27 March 2009

Pork Is Not a Verb

China has fabulous pork. When we lived in Duluth, our pork options consisted of over-salted Hormel, which always turned out dry and salty. Here though, pork is rosy and fresh. No pale pink, anemic cuts of meat. This is real pork. And the Chinese should know how to do it right, since pork is in almost every dish.

I think that pork shoulder is an unappreciated cut of meat because it requires lengthy cooking times. Not one hour, not two, but three to four for a couple pounds of shoulder. I don't know what the Chinese do with it as it's not suitable for wok cooking, unless you slice it uber-thin, but I like to rub it down with a Latin American blend of seasonings and cook it for a good four hours at low heat.

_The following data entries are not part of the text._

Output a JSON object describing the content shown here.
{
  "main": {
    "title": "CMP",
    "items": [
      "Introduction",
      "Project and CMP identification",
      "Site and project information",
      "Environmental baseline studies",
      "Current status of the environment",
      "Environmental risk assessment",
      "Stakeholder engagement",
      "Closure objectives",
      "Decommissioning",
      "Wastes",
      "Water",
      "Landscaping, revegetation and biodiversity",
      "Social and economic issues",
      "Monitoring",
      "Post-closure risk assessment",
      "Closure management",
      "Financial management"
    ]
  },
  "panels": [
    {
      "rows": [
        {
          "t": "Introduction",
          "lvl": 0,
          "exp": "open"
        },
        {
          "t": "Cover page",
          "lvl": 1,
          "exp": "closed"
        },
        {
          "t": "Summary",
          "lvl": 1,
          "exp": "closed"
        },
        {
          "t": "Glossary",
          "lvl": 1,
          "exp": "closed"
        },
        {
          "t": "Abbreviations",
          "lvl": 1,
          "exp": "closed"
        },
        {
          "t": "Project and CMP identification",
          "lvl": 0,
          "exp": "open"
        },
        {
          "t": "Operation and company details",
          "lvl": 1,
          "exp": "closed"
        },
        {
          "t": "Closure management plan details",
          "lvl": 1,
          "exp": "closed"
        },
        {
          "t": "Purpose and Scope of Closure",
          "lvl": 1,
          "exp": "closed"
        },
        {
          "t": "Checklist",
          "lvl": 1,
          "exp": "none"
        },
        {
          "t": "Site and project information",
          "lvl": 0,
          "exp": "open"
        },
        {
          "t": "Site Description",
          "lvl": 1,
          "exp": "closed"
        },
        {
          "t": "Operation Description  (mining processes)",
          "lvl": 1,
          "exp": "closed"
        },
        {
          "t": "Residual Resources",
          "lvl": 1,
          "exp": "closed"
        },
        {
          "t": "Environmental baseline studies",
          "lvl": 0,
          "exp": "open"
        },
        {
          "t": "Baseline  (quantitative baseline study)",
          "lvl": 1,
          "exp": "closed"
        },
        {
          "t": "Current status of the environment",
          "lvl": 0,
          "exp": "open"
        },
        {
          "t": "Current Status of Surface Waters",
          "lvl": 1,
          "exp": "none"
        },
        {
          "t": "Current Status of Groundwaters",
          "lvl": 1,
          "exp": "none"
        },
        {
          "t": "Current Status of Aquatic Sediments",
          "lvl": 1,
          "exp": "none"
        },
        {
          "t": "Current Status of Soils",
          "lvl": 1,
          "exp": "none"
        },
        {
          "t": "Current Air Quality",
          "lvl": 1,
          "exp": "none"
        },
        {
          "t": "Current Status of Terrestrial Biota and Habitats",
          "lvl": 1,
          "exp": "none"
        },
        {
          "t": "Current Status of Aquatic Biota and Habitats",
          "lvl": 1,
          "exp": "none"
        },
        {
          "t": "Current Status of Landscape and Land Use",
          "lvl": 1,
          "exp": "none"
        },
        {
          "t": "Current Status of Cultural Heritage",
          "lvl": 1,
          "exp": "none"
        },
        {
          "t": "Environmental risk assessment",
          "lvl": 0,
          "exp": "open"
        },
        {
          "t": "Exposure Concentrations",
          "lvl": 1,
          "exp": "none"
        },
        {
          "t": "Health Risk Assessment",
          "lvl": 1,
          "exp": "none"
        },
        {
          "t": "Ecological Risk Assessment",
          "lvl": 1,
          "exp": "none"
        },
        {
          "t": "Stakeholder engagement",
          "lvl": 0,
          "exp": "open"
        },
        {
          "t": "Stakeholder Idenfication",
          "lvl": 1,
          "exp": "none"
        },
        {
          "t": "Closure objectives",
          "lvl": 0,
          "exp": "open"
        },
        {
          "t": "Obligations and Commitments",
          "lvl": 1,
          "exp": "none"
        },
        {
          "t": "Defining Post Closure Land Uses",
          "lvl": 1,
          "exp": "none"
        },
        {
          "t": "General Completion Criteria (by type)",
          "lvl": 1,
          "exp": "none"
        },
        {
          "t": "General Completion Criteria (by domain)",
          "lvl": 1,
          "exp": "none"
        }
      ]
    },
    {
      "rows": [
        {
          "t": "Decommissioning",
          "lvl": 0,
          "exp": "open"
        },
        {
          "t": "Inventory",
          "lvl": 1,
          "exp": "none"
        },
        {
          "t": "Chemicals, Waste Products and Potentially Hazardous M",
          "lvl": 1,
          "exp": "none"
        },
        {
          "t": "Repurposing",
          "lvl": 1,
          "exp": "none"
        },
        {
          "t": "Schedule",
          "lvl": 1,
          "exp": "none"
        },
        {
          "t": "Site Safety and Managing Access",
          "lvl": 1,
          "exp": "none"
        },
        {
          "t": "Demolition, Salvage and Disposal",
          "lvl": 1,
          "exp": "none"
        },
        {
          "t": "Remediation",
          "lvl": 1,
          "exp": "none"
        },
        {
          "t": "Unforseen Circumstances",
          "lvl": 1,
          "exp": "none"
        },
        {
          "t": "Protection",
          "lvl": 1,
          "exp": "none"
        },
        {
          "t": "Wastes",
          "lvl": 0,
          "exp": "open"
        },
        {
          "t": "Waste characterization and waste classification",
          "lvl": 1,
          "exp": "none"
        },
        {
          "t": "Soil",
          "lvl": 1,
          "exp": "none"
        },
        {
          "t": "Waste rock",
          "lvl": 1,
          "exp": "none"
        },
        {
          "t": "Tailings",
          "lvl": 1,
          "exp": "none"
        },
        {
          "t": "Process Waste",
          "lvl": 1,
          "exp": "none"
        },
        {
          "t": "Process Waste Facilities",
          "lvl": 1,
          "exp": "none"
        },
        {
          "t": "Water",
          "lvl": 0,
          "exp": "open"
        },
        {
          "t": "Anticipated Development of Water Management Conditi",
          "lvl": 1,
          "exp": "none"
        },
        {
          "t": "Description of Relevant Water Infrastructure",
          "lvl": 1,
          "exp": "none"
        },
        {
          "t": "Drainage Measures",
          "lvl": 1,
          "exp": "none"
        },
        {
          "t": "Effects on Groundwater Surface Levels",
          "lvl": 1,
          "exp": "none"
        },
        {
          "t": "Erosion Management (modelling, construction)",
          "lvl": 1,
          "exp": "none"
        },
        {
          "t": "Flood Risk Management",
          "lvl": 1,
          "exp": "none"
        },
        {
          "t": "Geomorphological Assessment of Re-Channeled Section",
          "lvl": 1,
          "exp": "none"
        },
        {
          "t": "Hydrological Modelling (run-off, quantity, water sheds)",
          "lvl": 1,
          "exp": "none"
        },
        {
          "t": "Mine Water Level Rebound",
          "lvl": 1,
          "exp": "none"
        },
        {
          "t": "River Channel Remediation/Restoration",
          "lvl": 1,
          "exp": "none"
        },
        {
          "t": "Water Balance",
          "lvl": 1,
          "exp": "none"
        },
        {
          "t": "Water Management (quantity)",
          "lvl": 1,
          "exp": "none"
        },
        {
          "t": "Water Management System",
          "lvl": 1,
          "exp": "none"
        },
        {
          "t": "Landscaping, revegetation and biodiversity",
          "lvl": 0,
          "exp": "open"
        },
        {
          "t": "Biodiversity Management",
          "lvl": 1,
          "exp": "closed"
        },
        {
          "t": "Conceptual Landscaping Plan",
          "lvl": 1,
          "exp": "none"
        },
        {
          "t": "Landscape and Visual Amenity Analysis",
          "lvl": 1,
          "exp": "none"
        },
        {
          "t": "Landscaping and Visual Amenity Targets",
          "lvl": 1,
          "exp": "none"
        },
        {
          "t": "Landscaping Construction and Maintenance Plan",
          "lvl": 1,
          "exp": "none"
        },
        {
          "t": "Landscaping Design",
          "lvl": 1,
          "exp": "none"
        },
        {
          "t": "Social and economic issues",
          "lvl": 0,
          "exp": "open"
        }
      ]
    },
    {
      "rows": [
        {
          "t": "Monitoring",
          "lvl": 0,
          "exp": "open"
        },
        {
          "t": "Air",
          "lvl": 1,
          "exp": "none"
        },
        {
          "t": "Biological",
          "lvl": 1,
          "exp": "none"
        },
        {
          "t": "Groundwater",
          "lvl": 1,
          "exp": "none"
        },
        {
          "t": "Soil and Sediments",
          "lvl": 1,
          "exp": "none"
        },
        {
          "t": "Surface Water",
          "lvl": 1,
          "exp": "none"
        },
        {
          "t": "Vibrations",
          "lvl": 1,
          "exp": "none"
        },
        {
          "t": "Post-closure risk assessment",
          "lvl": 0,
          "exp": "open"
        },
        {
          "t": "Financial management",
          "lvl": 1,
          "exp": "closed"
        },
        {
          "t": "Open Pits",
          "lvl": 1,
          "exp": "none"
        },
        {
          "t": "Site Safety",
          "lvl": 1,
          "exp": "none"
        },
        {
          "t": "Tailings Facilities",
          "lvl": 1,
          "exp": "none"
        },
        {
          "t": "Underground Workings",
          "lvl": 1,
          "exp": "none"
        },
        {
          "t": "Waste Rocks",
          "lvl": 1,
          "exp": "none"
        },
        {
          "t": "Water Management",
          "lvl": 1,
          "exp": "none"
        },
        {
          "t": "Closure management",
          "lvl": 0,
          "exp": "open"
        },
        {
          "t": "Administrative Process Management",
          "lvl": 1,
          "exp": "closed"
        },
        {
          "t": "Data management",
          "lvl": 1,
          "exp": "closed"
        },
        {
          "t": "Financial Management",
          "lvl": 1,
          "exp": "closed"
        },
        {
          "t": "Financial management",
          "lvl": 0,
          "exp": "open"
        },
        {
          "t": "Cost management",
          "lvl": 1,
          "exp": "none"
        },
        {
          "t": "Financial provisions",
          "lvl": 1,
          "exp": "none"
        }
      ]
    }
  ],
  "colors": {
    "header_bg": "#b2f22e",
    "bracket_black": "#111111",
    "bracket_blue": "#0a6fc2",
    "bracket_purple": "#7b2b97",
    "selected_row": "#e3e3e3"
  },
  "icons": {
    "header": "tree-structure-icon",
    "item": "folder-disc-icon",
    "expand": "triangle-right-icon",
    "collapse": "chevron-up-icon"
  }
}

The spice rub consists of cumin, chili powder, oregano, brown sugar, cocoa powder, and salt. Rub this into your meat and let it sit for an hour in a ceramic baking dish with a lid. Then, put it in the oven, covered, at 300 degrees and let it cook for three to four hours depending on your oven and how many pounds of meat you have.

I have adapted my recipe from NPR's The Splendid Table's Close-Roasted Pork with Ancho, Cinnamon, and Cocoa. This time I forgot the cinnamon, but this recipe is very forgiving. You can't over-cook the meat. It's virtually impossible. Stick the shoulders in sometime around 3pm and it's ready by dinner time with no extra fussing.

I whipped up some homemade tortillas and Turner added some goodness (lard, green onion, red pepper, and cilantro) to a basic can of black beans. We checked the pork at about 3 1/2 hours and it was not quite done. The meat should be fork tender and flake into lovely bits if it's ready. So, we had another cocktail and let it cook another half hour.

When everything was finally ready, we sat down for some excellent tacos. I ate four, I think, and could have had more.

Turner picked up some Beard Papa cream puffs on his way home from work. (I know it's a strange name for a cream puff store. Their mascot reminds me of Turner's father.) He brought the chocolate-covered variety this time. A perfect finish to a throughly satisfying meal. I am stuffed.

No comments:

Post a Comment